This article has been reviewed according to Science X's editorial process and policies. Editors have highlighted the following attributes while ensuring the content's credibility:


peer-reviewed publication

trusted source


Scientists manipulate quantum fluids of light, bringing us closer to next-generation unconventional computing

Future of high-speed unconventional computing nears as scientists manipulate quantum fluids of light
Schematic of a double-dye organic microcavity with two-color excitation profiles creating a polariton condensate in the center of a ring shape. Credit: Anton Putintsev et al./Physical Review Letters

In a quantum leap toward the future of unconventional computing technologies, a team of physicists made an advancement in spatial manipulation and energy control of room-temperature quantum fluids of light, aka polariton condensates, marking a pivotal milestone for the development of high-speed, all-optical polariton logic devices that have long held the key to next-generation unconventional computing, according to a recently published paper in Physical Review Letters.

Polaritons, hybrid particles formed by the coupling of light and matter, are usually described as a quantum fluid of light that one can control through its matter component. Now, researchers have taken a monumental step forward by introducing a novel approach for active spatial control of liquid light condensates at room temperature.

What sets this development apart is the ability to manipulate polariton condensates without relying on the commonly utilized excitation profiles of polaritons. The scientists accomplished this feat by introducing an additional layer of copolymer within the cavity—a weakly coupled layer that remains nonresonant to the cavity mode. This seemingly simple yet incredibly ingenious move has opened the door to a wealth of possibilities.

By partially saturating the in this uncoupled semiconductor layer using a two-color beam excitation, the researchers have enabled ultrafast modulation of the effective refractive index simultaneously with the formation of a polariton condensate. Through the marvel of excited-state absorption, they have unlocked the secrets of locally induced polariton dissipation.

The intricate interplay of these mechanisms, like pieces of a beautifully designed puzzle, has given rise to unparalleled control over the spatial profile, density, and energy of a polariton condensate—all at room temperature.

"This breakthrough ushers in a new era of organic polariton platforms designed to build a strong foundation for the field of liquid light computing at ambient conditions.

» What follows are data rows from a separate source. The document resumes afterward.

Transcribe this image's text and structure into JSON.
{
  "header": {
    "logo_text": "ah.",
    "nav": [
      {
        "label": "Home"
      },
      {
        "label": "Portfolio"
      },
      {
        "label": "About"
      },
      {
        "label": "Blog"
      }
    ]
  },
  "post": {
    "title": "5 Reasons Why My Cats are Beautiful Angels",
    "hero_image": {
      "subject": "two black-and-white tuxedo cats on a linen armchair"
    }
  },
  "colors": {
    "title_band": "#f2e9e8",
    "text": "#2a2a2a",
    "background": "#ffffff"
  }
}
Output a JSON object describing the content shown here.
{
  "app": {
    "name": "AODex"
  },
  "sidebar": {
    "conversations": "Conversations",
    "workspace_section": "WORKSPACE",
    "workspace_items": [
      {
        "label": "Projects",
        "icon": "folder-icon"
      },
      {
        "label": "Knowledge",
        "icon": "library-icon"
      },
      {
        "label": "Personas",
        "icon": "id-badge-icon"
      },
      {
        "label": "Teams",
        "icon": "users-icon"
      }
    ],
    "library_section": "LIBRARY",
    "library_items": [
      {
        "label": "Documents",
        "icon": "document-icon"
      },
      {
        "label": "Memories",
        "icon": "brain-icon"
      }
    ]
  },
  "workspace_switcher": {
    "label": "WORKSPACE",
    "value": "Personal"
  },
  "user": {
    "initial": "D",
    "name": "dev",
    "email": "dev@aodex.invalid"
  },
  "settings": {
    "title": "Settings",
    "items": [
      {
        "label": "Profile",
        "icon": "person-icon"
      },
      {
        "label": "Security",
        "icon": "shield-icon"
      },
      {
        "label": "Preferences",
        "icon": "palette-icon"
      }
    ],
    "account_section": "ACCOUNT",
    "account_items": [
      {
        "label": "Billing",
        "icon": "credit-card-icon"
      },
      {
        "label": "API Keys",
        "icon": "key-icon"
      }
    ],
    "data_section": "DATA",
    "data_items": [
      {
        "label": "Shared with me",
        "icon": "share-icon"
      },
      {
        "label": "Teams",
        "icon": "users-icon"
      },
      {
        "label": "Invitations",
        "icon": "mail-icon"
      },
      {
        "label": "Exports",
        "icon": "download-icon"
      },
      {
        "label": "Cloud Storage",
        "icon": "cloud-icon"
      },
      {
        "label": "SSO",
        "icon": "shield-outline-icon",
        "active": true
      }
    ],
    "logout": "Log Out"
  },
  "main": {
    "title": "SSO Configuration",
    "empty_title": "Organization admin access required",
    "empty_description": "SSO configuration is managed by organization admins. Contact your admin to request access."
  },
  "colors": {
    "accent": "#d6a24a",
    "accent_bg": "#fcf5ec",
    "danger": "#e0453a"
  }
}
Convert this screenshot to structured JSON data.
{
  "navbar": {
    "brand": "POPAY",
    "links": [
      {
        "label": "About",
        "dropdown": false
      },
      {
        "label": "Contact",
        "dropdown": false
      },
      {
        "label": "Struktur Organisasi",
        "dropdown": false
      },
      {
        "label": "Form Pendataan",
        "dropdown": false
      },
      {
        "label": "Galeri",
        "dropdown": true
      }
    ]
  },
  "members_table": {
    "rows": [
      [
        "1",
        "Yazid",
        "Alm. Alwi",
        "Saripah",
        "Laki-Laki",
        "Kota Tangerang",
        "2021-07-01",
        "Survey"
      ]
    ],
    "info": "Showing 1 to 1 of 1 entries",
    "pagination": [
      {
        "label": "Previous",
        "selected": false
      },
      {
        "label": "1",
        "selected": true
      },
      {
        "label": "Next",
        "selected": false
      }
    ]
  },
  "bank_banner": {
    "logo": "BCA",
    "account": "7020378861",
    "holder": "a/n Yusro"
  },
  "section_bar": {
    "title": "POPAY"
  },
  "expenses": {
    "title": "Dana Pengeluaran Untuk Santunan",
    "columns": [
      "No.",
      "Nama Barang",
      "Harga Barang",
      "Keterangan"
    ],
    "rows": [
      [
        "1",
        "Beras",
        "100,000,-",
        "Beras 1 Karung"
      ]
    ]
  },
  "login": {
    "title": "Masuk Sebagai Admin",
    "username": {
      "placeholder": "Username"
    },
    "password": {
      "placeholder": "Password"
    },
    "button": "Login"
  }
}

By taming the fascinating properties of strong light-matter interactions, we can harness the full potential of polaritons and break free from the constraints of traditional cavity architectures. We are witnessing the future of technology unfold before our very eyes," says Anton Putintsev, a research scientist at Skoltech's Laboratory of Hybrid Photonics and the driving mind behind this work.

With this development, scientists now have the power to design all-optical polariton logic devices that harness the benefits of ultrafast microcavity refractive index modulation as another independent, real-time tuning parameter. It also enables the integration of such weakly coupled absorbers in microcavities of a lateral design that has been recently proposed to bring platforms into the plane of a photonic chip circuitry domain.

More information: Anton D. Putintsev et al, Controlling the Spatial Profile and Energy Landscape of Organic Polariton Condensates in Double-Dye Cavities, Physical Review Letters (2023). DOI: 10.1103/PhysRevLett.131.186902

Journal information: Physical Review Letters

Citation: Scientists manipulate quantum fluids of light, bringing us closer to next-generation unconventional computing (2023, October 31) retrieved 18 July 2024 from
This document is subject to copyright. Apart from any fair dealing for the purpose of private study or research, no part may be reproduced without the written permission. The content is provided for information purposes only.

Explore further

Manipulating nonlinear exciton polaritons in a WS2 monolayer with artificial lattices


Feedback to editors